From Urbanophile:

If you look at the typical urban redevelopment efforts in any given city, they are heavy on capital expenditures. I’ve noticed quite a slew of articles on this of late related to Detroit: a light rail line on Woodward, a new bridge to Canada, a new transit station in suburban Troy, rebuilding and expanding I-94, $500 million in new hospital investment downtown.

But is this really the path back to success for a city like Detroit? Harvard economist Ed Glaeser noted in an episode of Smart City Radio, that “the hallmark of a declining city is that it has a lot of infrastructure relative to economic activity…it’s very strange to think that the right response is to build more structures in those places.” Challenged by host Carol Coletta about the need for certain new types of infrastructure or projects to attract educated people, Glaeser didn’t go for it, saying, “For every Bilbao that looks like a success, there are nine failures.” He didn’t say to always say No, but clearly favored low cost solutions like public art over big investments.

Anyone who’s been to Detroit knows that it’s vastly over-infrastructured and that the city and region can’t even afford to even to maintain what they have. Why then is so much of the civic effort put into new capex projects will only add new stuff that also can’t be maintained? Is this really the best use of funds? Keep in mind, the debt of the city alone is $20 billion. Even with private funds, there’s only so much money to go around.

Clearly, as things wear out, you need to repair and modernize them simply to serve the needs of local residents. The new terminals at Detroit’s airport fall into this category. Perhaps a road reconstruction would as well. So I’m not sure that a blanket “don’t build” is the right answer.

But I don’t sense that Detroit is thinking this way or coming to grips with the surplus infrastructure situation, excepting perhaps with abandoned housing. Rebuilding I-94 and improving interchange geometrics might be a good idea, but adding lanes strikes me as dubious. Detroit is probably over freewayed as it is, and with the city and regional population shrinking, I’m not sure building more roads is the answer.

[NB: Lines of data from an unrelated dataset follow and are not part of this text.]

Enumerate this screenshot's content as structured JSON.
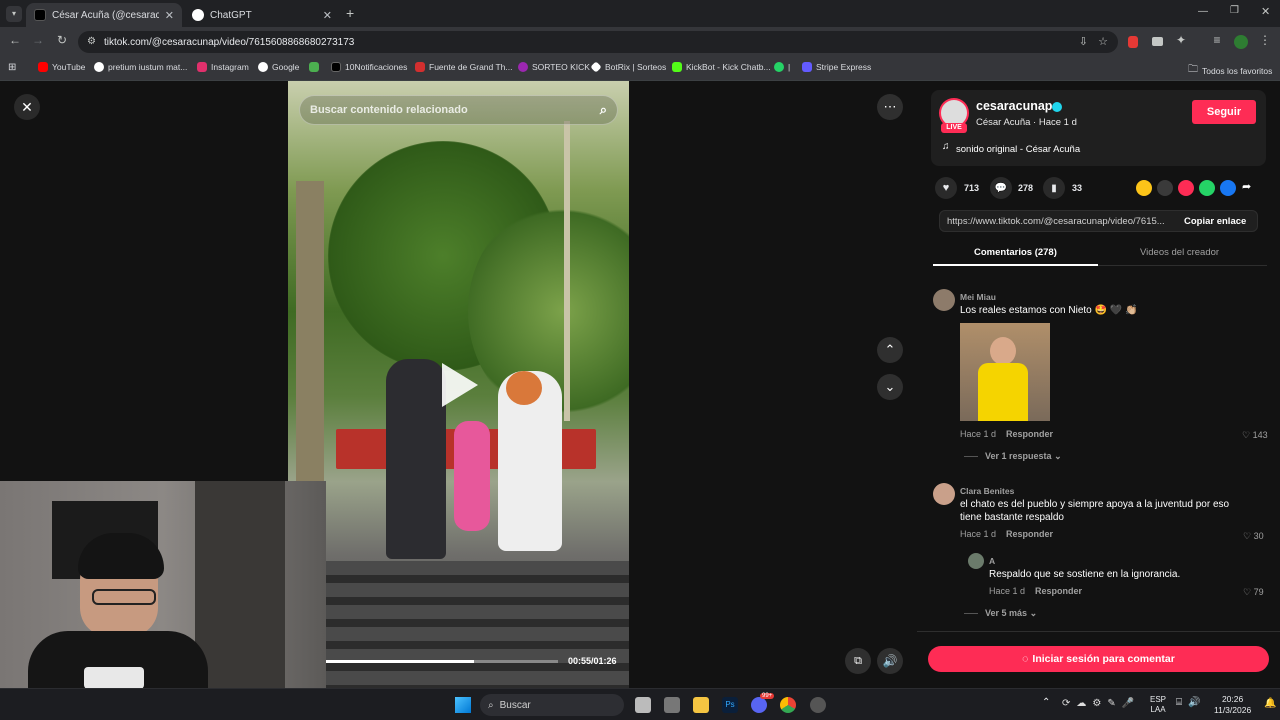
{
  "browser": {
    "tabs": [
      {
        "title": "César Acuña (@cesaracunap) | T",
        "active": true
      },
      {
        "title": "ChatGPT",
        "active": false
      }
    ],
    "new_tab": "+",
    "url": "tiktok.com/@cesaracunap/video/7615608868680273173",
    "bookmarks": [
      "YouTube",
      "pretium iustum mat...",
      "Instagram",
      "Google",
      "10Notificaciones",
      "Fuente de Grand Th...",
      "SORTEO KICK",
      "BotRix | Sorteos",
      "KickBot - Kick Chatb...",
      "|",
      "Stripe Express"
    ],
    "all_bookmarks": "Todos los favoritos"
  },
  "video": {
    "search_placeholder": "Buscar contenido relacionado",
    "time": "00:55/01:26",
    "progress": 0.64
  },
  "panel": {
    "username": "cesaracunap",
    "subtitle": "César Acuña · Hace 1 d",
    "live_badge": "LIVE",
    "follow": "Seguir",
    "sound": "sonido original - César Acuña",
    "likes": "713",
    "comments_count": "278",
    "saves": "33",
    "link": "https://www.tiktok.com/@cesaracunap/video/7615...",
    "copy_link": "Copiar enlace",
    "tab_comments": "Comentarios (278)",
    "tab_videos": "Videos del creador",
    "login_comment": "Iniciar sesión para comentar"
  },
  "comments": [
    {
      "name": "Mei Miau",
      "text": "Los reales estamos con Nieto 🤩 🖤 👏🏼",
      "time": "Hace 1 d",
      "reply": "Responder",
      "likes": "143",
      "more": "Ver 1 respuesta"
    },
    {
      "name": "Clara Benites",
      "text": "el chato es del pueblo y siempre apoya a la juventud por eso tiene bastante respaldo",
      "time": "Hace 1 d",
      "reply": "Responder",
      "likes": "30"
    },
    {
      "name": "A",
      "text": "Respaldo que se sostiene en la ignorancia.",
      "time": "Hace 1 d",
      "reply": "Responder",
      "likes": "79",
      "more": "Ver 5 más"
    }
  ],
  "taskbar": {
    "search": "Buscar",
    "lang_top": "ESP",
    "lang_bottom": "LAA",
    "time": "20:26",
    "date": "11/3/2026",
    "badge": "99+"
  },
  "colors": {
    "accent": "#fe2c55",
    "bg": "#121212",
    "verified": "#20d5ec"
  }
}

Also, the focus on capital intensive transit like rail systems seems a bit crazy. Detroit is a highly decentralized metro area with greatly dispersed origins and destinations – exactly the type of place poorly served by rail. I’m not saying there’s anything intrinsically wrong with a rail line, but is that your best bang for the buck, and more importantly the best place to focus precious civic time and attention? Particularly when the city bus system is a shambles? Beyond which, Detroit’s strategies around things like rail and medical center investment are totally conventional wisdom, and don’t speak to the true character and needs of the city. Even if you get some people to sip lattes by the light rail on Woodward like they do in Portland, this isn’t going to change the civic trajectory.

The one thing that does strike me as strategic is the bridge crossing to Canada, as Detroit is the major trade gateway to Canada. But even this seems as much motivated, on both sides, by bad blood between local officials and Matty Moroun (owner of the existing bridge). And I’ve also heard that the real problem isn’t bridge congestion, but rather customs delays. A new bridge wouldn’t do anything about that.

I guess I’m a skeptic on Detroit trying to build its way back to prosperity. Particularly with the debt levels and the trouble the private sector has sustaining even existing amenities like the Detroit Symphony Orchestra. That’s especially true when it comes to “me too” strategies like light rail. I’m got getting a sense that much of this is in the service of anything that is uniquely Detroit or is rooted in the challenges of a shrinking city. Rather, it seems predicated on a “comeback” vision for Detroit seeking to recreate some semblance of former glory on the back of major capital investments. Has this worked anywhere?

However, the alternatives aren’t always that obvious. A lot of stuff really is run down and needs repair, replacement, or retirement. How to actually get rid of fixed assets is a tough challenge for a city. And new things do come along that can be important.

So I’m wondering what you think. How much should stagnant or declining cities focus on major capital investments? What types of investments, if any, should they make? What strategies would you suggest as a complement or alternate?